Not necessarily. We encourage you to download our interactive Network Architecture Model where you can compare the installed first costs of different architectures and media. In some applications, all-fiber systems are less expensive to install than networks using fiber in the backbone and UTP copper in the horizontal. If you look at lifecycle costs as well as installed first costs the rational for installing fiber-based systems often becomes even more compelling.
Media converters have extremely high reliability statistics. In fact, although some companies have viewed them as a temporary, migration solution, they have been so pleased with their performance that they made them permanent. Media converters are ideal for companies that have an existing copper infrastructure that want to upgrade the parts of their network that need increased bandwidth or higher speed transmission rates now, while at the same time leveraging existing electronics.
Small Form Factor (SFF) connectors were introduced several years ago by a number of different manufacturers. They are smaller than traditional fiber connectors, with a footprint similar in size to copper-based connectors. As a result, they hel increase port density, reduce the cost of hubs and switches, lower patch-panel and enclosure costs, and reduce jumper costs. They are easy to install, making fiber even faster to install.
Optical fiber is not your typical kind of glass. Made of ultra-pure silica, it is an extremely strong material that has the ability to handle exposure to temperature and pressure extremes. In fact, tensile strength (resistance to pulling) of optical fiber exceeds 600,000 pounds per square inch -- making it stronger than copper or steel strands of the same diameter and easily surpassing the strength requirements of today's communications applications. When cabled, glass fiber is protected and further strengthened by aramid or fiberglass yarns, a fiberglass rod, and/or an outer jacket constructed of non-conductive materials.

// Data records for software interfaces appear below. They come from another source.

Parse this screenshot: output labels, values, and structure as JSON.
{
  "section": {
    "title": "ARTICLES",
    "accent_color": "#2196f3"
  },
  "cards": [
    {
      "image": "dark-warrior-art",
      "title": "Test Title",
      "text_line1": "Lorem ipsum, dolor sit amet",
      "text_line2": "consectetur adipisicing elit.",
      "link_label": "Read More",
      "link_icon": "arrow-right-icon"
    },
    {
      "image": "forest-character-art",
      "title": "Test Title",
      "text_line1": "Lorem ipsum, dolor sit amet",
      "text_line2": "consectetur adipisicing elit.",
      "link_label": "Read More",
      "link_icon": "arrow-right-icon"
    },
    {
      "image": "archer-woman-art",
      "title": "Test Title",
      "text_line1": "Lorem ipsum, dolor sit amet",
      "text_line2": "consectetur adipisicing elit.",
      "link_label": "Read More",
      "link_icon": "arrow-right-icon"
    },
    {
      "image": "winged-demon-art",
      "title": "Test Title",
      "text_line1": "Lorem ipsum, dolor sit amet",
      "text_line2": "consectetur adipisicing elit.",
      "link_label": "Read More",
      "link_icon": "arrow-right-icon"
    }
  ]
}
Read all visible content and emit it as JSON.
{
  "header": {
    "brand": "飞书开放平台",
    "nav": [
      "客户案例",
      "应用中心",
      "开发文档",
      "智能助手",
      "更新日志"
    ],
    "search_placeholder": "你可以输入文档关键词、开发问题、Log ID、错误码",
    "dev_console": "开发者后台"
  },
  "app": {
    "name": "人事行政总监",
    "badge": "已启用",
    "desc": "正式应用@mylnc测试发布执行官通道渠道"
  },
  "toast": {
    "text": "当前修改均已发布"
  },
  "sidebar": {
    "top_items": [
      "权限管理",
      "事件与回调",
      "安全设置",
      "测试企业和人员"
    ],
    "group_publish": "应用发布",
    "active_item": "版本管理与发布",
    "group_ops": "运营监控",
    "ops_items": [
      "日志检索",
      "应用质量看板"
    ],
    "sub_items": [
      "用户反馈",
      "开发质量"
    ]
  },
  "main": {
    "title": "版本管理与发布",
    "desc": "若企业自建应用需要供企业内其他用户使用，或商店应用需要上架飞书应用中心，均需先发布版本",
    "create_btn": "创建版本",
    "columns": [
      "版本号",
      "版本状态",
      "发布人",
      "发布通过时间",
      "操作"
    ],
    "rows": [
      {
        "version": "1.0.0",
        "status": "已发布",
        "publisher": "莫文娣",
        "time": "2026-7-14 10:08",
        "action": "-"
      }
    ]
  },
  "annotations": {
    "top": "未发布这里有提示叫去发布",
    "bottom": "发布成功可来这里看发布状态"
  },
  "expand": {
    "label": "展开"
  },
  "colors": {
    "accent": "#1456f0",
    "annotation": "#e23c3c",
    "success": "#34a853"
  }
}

A TSB is a Telecommunications Services Bulletin. It is purely informational: we might look at a subject, collect information and share it with the industry. There is no normative information, - no "shall" statements. TSBs are often stepping stones in the standards process as we start to explore topics that might become part of a standard. In fact, a TSB can be referenced by a standard. An addendum is an official addition to a publish standard. Anything in the addendum has the same enforcement as a full, published standard. The contents can be normative or informative depending on the content and how the engineering committee positions the material as an addendum.
10Gbps pluggable modules, be used with OM4 fiber or are there new transceiver types that need to be used?^top
Yes, you can use the same fiber-optic transceivers for both OM3 and OM4 fibers because the two fiber types are basically the same except that OM4 fiber has higher bandwidth. The IEEE 10Gbps Ethernet standard states that 300m OM3 and 400m OM4 link lengths are supported with 10GBASE-S compliant transceivers.
The TIA/IEC standards bodies are currently in the process of evaluating how the existing multimode fiber standards can be updated to include the new Bend Insensitive Multimode Fibers. Currently, there are multiple designs for Bend Insensitive Multimode Fibers and those designs are being evaluated to determine how they affect the connector loss, bandwidth and system performance measurements and qualification processes. If you are interested learning more about the status of BIMMF or participating in the discussion you can access the schedule for TR-42.12 here and download recent meeting reports.